* [Work required]:
Whenever a line below holds the word "history", count it once; report the total and nothing else.

* [Information supplied]:

⁂

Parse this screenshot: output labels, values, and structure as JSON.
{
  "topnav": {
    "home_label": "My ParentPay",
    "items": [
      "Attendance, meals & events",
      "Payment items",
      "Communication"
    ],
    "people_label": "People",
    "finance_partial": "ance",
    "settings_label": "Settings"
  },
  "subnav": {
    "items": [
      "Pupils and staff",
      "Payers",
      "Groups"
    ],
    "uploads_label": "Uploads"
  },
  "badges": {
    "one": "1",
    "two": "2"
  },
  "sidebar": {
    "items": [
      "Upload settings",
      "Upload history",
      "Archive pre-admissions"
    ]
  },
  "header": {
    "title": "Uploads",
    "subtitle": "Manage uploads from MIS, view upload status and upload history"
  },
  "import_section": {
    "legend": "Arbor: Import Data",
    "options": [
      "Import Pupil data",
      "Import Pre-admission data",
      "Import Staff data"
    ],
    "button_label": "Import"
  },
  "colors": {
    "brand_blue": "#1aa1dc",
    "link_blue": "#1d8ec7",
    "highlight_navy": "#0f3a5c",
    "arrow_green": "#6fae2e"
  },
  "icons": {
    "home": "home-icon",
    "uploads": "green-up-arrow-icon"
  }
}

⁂

* [Task answer]:
2